A primary role of HDL-C is that of reverse cholesterol transport, the process whereby HDL particles accept cholesterol from peripheral tissues and transport it to the liver for excretion in bile. These peripheral cholesterol donors include lipid-laden macrophages, which may otherwise deposit cholesterol in the artery wall and contribute to atherogenesis. Rader, Rothblat and colleagues have developed an assay that measures the capacity of serum HDL to efflux cholesterol from macrophages and demonstrated reduced efflux capacity in patients with existing coronary artery disease.[12] Furthermore, investigators found marked interindividual variation in HDL-mediated efflux among subjects with identical HDL-C levels, underscoring the potential dissociation between HDL-C and HDL function.[13] As in vitro data suggest mechanisms by which testosterone could accelerate reverse cholesterol transport,[14] a lower HDL-C level could reflect altered kinetics of cholesterol transport that would actually reduce cardiovascular risk.

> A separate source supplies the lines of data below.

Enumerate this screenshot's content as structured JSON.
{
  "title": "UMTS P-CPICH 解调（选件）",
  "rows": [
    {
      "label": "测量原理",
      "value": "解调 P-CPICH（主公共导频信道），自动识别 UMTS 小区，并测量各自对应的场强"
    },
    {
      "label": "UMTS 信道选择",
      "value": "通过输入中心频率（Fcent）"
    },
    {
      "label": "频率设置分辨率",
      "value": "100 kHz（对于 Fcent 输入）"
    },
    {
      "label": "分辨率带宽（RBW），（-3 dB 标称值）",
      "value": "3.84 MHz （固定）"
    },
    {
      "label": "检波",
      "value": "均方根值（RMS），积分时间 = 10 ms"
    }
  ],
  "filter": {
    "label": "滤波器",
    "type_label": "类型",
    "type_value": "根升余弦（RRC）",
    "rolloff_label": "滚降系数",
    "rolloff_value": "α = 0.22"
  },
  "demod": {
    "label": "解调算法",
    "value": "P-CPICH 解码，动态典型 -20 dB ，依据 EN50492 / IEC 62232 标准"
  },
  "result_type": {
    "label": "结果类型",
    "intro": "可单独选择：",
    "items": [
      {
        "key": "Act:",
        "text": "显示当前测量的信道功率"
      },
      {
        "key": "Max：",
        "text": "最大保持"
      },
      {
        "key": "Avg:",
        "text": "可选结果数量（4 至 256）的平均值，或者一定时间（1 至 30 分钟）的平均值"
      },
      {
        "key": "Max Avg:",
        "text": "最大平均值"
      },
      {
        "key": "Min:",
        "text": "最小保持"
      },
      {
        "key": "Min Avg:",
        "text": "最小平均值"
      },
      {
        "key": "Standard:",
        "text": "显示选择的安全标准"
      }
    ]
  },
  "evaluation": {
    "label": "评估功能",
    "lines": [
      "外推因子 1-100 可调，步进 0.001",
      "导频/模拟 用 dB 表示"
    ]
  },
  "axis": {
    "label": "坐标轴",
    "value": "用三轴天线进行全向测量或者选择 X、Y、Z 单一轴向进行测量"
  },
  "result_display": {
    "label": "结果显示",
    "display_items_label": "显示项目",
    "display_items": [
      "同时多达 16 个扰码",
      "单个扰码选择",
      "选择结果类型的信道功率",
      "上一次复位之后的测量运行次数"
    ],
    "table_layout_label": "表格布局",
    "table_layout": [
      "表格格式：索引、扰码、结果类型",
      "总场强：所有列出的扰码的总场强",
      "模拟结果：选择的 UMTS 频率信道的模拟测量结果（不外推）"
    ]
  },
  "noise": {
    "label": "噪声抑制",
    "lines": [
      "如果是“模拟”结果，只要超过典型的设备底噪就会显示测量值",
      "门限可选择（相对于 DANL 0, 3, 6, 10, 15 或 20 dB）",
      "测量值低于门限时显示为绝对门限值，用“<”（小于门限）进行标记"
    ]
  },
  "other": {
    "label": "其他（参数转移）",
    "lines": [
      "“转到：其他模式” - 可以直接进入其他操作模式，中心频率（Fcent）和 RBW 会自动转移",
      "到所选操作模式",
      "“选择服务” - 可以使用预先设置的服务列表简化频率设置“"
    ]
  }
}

Thus, these data illustrate the difficulty of drawing inferences about HDL function on the basis of HDL-C alone.

Ongoing research efforts are similarly exploring alternative strategies for assessing the relationship between HDL and CVD, including measurement of HDL particle number and size, determination of HDL protein cargo and assays of other HDL functions.[5,15] For example, our research has generated the novel finding that testosterone replacement in older, hypogonadal men confers changes in the protein composition of HDL particles in the absence of changes in HDL-C.[5] Although we did not observe attendant changes in HDL-cholesterol-efflux capacity, HDL particles also mediate lipid peroxidation, endothelial cell nitric oxide production and immunomodulatory functions.[15,16] The development of new methods to examine the variable composition of HDL therefore promises to offer more nuanced insights into HDL biology overall and, specifically, into the undoubtedly intricate relationships between circulating androgens and HDL composition and function.

In contrast to the historical concern that testosterone might increase cardiovascular risk in men, mounting data now demonstrate elevated risk to be associated with low androgen states.[17,18] This elevated risk is strikingly prominent among men who have undergone androgen-deprivation therapy (ADT) for treatment of prostate cancer, as these men exhibit a two- to three-fold higher incidence of stroke and myocardial infarction, as well as an increased risk of cardiovascular-related mortality after ADT exposures as brief as 6 months.[19] Furthermore, this elevated risk is manifested despite the inconsistent but not infrequent observation of increased HDL-C levels with ADT.[19] However, intervention trials have yielded inconsistent findings. In one study of frail, elderly men, those who received testosterone replacement experienced significantly more cardiovascular events despite gains in mobility and strength.[20] Nonetheless, no increased cardiovascular risk was evident in a similarly designed trial.[1] These conflicting data thus highlight the importance of extending our focus beyond a single HDL-associated metric in order to understand the full scope of testosterone's effects on HDL and the associated implications for cardiovascular risk. In addition, analogous to the Women's Health Initiative, large-scale clinical studies in men are needed to help define specific populations of men who are most likely to benefit from replacement therapy and, further, to establish optimal parameters for the timing, dose and duration of testosterone treatment. As yet, however, the role of testosterone in modifying lipoprotein function and cardiovascular risk in men remains highly uncertain and constitutes an intriguing area of emergent research.